Dataset rows for apps and sites
▽
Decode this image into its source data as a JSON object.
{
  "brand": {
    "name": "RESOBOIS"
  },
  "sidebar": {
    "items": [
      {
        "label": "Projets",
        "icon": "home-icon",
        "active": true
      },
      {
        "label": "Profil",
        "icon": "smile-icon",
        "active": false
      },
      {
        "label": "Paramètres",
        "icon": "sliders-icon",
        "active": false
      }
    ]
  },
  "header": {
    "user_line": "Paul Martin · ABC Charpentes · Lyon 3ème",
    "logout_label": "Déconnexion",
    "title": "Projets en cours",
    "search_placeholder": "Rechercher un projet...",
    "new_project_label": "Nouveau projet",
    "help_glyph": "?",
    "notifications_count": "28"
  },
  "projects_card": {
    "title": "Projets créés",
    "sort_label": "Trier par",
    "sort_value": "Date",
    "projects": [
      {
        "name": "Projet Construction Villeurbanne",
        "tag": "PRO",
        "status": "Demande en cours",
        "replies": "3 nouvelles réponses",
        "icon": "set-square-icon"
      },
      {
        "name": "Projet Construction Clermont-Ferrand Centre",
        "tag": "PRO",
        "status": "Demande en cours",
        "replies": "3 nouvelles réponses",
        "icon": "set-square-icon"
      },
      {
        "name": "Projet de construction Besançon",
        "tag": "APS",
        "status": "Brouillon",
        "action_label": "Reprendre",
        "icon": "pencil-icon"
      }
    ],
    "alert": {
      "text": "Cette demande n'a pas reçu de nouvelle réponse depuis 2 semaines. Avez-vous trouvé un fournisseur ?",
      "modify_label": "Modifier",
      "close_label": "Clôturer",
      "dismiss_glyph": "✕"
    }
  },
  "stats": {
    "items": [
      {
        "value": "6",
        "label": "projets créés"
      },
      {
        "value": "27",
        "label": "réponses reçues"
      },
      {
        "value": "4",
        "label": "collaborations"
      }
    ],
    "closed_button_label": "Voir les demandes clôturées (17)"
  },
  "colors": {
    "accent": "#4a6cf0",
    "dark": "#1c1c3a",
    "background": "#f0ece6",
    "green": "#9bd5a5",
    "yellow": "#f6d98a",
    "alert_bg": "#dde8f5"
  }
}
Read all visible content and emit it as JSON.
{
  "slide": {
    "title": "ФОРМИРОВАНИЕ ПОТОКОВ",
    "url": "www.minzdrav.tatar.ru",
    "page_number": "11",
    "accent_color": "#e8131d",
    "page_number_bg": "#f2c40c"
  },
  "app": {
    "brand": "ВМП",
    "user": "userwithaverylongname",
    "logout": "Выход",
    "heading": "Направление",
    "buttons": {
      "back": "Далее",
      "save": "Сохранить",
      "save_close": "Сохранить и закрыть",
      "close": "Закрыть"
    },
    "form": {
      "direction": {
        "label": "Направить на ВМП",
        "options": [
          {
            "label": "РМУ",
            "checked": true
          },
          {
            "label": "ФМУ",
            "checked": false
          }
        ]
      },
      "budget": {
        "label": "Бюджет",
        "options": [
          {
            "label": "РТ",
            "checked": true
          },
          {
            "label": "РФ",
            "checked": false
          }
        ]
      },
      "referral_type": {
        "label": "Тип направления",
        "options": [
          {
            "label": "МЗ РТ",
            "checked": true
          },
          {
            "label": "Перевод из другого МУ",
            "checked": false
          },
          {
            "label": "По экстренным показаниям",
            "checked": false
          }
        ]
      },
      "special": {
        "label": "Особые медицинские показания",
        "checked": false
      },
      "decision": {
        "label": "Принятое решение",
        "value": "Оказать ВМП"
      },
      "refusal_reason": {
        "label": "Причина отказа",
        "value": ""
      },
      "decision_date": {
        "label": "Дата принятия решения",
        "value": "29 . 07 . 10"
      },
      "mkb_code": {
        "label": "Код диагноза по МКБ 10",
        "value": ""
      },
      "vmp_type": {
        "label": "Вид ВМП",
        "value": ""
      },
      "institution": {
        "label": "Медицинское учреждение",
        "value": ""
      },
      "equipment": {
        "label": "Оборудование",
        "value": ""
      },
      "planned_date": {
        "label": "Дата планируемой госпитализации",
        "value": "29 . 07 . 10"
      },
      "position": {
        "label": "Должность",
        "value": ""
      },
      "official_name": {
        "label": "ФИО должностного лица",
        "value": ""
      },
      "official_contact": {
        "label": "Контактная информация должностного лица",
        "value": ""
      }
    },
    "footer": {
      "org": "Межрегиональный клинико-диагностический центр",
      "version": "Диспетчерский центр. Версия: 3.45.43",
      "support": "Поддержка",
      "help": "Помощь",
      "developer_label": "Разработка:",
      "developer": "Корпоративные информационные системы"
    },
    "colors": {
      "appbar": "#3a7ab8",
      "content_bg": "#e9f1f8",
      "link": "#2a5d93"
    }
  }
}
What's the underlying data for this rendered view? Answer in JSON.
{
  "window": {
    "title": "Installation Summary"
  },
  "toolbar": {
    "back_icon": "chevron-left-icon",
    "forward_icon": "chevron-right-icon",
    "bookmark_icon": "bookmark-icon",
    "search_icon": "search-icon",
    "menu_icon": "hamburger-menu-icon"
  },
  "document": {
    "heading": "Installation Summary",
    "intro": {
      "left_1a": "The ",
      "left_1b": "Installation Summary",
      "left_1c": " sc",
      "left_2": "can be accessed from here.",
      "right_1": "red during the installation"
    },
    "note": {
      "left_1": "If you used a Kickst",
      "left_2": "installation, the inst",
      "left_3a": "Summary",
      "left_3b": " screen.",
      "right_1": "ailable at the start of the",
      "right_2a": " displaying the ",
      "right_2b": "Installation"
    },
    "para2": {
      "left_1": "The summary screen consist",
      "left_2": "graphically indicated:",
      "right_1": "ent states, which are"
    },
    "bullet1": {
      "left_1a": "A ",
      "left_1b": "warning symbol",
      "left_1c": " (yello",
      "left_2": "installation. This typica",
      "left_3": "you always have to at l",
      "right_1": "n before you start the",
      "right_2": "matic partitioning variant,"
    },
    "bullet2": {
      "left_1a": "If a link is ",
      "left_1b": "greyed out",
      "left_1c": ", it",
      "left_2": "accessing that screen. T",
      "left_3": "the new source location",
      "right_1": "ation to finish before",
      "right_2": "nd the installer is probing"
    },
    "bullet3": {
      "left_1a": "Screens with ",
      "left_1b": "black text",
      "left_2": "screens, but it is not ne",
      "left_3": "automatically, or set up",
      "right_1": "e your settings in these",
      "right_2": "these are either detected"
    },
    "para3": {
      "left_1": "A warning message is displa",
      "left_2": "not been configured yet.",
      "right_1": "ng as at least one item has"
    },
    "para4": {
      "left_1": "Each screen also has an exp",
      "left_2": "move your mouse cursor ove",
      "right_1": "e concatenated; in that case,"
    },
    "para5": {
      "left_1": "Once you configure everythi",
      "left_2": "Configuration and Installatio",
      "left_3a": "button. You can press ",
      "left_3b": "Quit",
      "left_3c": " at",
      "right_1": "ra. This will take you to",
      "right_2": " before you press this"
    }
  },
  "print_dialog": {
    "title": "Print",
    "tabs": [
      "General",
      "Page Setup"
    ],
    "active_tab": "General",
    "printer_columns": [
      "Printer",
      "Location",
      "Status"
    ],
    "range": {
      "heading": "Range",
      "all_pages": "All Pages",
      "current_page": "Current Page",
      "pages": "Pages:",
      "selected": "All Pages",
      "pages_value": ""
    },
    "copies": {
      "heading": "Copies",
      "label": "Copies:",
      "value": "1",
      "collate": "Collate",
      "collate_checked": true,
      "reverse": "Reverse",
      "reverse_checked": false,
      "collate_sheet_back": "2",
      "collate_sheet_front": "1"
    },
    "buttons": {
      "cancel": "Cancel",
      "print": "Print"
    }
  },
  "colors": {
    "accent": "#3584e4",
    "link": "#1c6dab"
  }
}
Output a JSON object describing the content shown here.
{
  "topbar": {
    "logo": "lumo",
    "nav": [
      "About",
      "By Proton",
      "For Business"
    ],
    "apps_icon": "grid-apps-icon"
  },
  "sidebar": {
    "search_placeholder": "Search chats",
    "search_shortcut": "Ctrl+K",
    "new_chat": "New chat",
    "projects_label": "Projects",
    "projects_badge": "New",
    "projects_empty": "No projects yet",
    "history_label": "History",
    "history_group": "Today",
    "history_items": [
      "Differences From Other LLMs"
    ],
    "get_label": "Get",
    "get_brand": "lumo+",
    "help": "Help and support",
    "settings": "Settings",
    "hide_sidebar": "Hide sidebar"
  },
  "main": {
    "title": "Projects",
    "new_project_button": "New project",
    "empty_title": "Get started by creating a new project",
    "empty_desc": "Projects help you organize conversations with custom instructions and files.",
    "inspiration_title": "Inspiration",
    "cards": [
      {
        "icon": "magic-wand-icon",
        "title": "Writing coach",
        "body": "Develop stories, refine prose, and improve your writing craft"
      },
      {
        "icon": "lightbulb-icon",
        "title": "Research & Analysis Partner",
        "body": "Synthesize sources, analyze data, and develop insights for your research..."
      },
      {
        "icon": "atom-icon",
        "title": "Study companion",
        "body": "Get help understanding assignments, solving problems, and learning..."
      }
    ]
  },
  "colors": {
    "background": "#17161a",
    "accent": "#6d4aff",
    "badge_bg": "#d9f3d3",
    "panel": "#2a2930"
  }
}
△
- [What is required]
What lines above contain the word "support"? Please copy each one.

- [Worked solution]
      "support": "Поддержка",
    "help": "Help and support",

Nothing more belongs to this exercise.